### What is needed:
Looking at the data below, state how many lines contain "screenshot". No other words are wanted.
(Exercise data Opens)
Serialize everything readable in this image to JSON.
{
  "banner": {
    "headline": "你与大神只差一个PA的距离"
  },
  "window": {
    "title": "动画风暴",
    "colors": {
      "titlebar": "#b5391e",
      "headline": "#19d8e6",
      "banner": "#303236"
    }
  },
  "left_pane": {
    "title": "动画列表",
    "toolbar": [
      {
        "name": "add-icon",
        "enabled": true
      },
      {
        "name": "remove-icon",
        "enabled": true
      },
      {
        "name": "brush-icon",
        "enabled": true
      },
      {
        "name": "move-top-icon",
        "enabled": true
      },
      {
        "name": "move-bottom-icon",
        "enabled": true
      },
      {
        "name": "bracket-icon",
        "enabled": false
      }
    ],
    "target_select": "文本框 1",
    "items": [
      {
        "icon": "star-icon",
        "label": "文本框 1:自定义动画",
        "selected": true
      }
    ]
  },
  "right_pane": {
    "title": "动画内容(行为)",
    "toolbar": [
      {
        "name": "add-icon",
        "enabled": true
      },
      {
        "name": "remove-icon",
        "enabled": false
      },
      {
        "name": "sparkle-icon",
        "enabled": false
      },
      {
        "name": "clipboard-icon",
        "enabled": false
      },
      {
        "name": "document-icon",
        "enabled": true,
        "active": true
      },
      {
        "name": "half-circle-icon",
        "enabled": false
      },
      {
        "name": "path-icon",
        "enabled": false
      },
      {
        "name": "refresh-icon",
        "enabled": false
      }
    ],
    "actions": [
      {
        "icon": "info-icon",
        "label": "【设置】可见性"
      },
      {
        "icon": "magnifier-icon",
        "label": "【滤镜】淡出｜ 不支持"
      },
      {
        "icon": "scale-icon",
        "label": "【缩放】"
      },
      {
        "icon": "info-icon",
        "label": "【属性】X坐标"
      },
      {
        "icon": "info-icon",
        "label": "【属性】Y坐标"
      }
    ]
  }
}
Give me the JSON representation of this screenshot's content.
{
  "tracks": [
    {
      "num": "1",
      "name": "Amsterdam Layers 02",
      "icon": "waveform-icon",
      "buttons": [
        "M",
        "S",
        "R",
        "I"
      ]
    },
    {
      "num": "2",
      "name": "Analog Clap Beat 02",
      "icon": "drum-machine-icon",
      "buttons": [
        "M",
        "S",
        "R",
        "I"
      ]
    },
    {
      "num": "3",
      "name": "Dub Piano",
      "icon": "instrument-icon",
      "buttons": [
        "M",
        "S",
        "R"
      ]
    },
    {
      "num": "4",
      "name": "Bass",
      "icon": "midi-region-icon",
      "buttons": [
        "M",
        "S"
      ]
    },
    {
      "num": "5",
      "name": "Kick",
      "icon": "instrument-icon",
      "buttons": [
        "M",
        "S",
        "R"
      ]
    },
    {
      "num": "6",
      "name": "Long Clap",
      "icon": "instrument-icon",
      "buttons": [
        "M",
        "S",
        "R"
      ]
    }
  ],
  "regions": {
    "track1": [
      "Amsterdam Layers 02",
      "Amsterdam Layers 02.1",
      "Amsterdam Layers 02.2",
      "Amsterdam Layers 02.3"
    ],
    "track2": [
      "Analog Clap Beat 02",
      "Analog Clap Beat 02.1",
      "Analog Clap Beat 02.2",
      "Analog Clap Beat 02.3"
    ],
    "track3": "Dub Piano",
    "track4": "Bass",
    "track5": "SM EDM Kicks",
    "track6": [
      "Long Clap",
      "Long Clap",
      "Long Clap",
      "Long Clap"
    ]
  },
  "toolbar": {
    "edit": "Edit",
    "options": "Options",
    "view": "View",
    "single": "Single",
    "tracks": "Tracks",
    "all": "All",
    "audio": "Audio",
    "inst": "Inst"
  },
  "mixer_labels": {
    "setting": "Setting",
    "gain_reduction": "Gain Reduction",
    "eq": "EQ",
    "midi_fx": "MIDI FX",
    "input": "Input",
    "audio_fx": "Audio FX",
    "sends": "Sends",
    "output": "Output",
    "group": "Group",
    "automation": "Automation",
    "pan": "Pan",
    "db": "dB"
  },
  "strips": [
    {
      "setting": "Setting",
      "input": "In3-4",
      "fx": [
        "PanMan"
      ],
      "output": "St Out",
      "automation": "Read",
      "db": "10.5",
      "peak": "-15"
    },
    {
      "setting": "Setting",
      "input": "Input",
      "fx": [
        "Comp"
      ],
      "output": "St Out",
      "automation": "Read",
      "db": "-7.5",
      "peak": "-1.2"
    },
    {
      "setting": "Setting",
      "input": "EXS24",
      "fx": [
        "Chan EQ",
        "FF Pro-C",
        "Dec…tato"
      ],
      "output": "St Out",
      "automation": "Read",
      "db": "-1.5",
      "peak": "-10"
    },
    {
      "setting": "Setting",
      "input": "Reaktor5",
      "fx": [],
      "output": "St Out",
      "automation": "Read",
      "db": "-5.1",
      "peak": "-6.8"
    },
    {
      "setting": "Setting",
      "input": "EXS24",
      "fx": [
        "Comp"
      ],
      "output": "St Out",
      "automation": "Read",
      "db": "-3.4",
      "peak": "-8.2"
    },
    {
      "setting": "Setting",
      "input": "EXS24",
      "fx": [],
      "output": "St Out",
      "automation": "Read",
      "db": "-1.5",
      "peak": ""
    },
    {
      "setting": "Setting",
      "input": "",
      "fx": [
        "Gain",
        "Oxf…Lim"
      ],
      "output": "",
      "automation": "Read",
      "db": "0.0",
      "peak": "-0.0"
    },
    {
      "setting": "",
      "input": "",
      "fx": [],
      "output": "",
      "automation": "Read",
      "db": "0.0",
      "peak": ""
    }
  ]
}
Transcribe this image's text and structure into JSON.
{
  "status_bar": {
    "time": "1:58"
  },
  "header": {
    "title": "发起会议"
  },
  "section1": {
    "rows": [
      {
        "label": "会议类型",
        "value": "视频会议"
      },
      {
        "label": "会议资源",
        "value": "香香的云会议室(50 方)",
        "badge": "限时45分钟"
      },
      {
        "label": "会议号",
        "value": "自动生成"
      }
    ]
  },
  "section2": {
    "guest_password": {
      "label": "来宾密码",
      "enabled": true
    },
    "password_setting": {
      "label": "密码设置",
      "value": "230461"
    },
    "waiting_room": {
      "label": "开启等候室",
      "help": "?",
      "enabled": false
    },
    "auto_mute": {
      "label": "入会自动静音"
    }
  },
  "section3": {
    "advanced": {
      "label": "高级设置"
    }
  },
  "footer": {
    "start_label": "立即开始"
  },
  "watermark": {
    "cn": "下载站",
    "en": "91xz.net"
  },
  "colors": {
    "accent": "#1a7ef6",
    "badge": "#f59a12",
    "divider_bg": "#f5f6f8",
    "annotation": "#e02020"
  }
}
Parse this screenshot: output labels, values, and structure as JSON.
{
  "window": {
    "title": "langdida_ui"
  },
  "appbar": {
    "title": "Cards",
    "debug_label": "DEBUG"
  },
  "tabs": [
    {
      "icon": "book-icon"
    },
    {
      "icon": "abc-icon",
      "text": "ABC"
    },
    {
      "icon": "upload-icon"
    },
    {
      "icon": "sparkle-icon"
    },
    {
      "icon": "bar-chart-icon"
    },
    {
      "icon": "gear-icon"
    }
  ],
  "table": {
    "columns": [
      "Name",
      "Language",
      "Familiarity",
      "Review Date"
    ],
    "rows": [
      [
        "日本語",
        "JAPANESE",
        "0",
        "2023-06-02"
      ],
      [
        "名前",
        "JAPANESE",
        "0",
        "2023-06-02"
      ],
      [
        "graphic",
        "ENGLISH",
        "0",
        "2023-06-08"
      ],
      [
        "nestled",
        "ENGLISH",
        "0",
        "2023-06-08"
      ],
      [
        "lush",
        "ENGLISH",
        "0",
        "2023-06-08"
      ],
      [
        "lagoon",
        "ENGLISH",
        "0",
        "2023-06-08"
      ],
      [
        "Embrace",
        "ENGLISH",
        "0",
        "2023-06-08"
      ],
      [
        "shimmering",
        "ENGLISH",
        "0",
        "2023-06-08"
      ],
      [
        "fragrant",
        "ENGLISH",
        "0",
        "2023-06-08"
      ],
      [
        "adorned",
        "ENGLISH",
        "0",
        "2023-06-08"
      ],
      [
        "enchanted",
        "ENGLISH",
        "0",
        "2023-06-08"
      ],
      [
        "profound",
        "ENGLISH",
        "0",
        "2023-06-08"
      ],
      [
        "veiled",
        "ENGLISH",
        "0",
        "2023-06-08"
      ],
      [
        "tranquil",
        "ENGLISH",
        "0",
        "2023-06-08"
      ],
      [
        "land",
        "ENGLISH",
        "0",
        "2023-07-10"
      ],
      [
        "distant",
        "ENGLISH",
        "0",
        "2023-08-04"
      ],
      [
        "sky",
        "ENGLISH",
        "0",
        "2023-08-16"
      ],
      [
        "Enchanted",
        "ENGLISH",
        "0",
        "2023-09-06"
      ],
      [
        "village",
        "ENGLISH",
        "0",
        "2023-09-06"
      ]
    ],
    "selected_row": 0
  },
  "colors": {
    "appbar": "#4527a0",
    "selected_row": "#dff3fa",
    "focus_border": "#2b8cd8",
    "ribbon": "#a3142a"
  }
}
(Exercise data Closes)
### Task response:
2